Considering the befuddling progression of the current US election, political discourse, in particular, has become an integral part of every dinner conversation, secondary only to the menu options. That said, how does this affect the already-perplexing dynamic of dating, where two people are not simply exchanging opinions, but evaluating each other on those insignificant things such as, you know, compatible values? Are opposing political views a crystal ball of doom, or could they play into the whole ‘opposites attract’ adage? Curious to find an answer to these taxing questions, I decided to grill my friends, singles and couples alike, on their stance on this matter!
Photo by Corey Hayes
“You have to meet Jasmine Lobe. You guys write about the same thing and you would love her.” If I had a few bucks for every time I heard these words, I could probably afford a new pair of snow boots. (My desires these days are simple.) Googling Jasmine, I was hesitant. To start, she happens to be a much better – not to mention ballsier – writer than myself, having been granted none other than Candace Bushnell’s former sex column at the New York Observer. Secondly, she looks more like a Victoria’s Secret Angel than a regular human, making me wonder what we could possibly have in common. As it turns out, more than I thought! After meeting for a casual chat, Jasmine and I become fast friends, and I spared no time coaxing her into a Dbag Dating interview. Last week, we sat down at the Ludlow Hotel and quickly found ourselves in a moving two-hour conversation about feminism, the power of positive thinking and the stigma of showing the real you. Ladies and Gentlemen, I am proud to present to you the longest interview of all time with the one and only, amazingly talented The J-Spot columnist, JASMINE LOBE. (It’s worth every minute, I promise.)

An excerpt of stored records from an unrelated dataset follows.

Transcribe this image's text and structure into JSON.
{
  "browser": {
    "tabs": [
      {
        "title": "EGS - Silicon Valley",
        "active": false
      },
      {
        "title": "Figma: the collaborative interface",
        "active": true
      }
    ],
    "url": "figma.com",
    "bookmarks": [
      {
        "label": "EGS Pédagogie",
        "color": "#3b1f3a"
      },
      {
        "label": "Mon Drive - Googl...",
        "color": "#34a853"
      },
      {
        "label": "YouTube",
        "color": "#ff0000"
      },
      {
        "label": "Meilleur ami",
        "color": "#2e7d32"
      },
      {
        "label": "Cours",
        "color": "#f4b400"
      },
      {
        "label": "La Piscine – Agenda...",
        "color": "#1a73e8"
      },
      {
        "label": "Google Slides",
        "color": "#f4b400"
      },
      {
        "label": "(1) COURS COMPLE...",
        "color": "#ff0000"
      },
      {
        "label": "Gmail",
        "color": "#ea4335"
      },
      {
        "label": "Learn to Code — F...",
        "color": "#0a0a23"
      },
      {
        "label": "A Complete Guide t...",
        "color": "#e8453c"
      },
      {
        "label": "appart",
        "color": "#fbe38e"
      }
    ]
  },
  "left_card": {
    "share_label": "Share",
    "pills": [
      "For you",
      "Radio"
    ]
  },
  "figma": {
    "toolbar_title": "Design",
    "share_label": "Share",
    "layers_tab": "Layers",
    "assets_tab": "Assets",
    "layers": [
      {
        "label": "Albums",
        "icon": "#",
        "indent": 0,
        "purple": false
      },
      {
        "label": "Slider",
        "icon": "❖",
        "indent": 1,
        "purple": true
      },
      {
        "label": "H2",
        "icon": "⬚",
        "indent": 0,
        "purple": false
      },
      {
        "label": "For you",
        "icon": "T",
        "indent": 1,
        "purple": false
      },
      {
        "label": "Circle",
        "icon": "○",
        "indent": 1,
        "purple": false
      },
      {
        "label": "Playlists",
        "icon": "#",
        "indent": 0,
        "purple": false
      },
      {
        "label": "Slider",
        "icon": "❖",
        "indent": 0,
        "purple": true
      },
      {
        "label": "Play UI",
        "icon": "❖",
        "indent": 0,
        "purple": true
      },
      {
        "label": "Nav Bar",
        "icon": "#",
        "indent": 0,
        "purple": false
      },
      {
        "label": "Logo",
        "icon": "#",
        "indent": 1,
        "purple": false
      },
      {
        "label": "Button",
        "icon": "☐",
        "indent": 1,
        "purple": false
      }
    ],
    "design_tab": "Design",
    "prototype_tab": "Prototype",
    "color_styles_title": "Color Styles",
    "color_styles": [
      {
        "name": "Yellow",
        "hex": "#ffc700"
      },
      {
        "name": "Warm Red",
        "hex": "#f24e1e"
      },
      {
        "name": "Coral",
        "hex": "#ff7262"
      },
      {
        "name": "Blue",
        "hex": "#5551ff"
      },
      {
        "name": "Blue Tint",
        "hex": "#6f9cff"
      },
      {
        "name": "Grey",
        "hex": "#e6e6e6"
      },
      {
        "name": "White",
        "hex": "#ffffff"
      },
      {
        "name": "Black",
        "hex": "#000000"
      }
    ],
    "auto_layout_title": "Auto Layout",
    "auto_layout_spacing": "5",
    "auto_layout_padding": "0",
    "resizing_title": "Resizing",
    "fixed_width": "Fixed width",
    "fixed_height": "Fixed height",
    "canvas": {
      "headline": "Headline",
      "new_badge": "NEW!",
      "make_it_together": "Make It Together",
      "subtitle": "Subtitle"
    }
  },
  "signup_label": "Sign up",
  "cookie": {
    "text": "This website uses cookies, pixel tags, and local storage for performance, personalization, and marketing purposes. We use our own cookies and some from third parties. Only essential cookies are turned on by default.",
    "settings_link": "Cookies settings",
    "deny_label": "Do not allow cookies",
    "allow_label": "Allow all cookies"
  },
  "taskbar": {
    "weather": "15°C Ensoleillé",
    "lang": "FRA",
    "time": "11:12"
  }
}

Sometimes, friends have really, really good ideas. The kind you wish you would have had yourself, instead of launching a blog about dating douchebags and consequently making yourself both undateable and, most likely, unhireable. One such idea belongs to Lisa Winning, an Australian expat who went on to launch He Texted, a brilliant application that enables befuddled ladies (and gentlemen) to send in screen shots of their text message conundrums, to be deciphered by amateurs and experts alike. Today, Lisa answers our questions about common dilemmas, dating in the time of Tinder, and her favorite NYC meeting spots!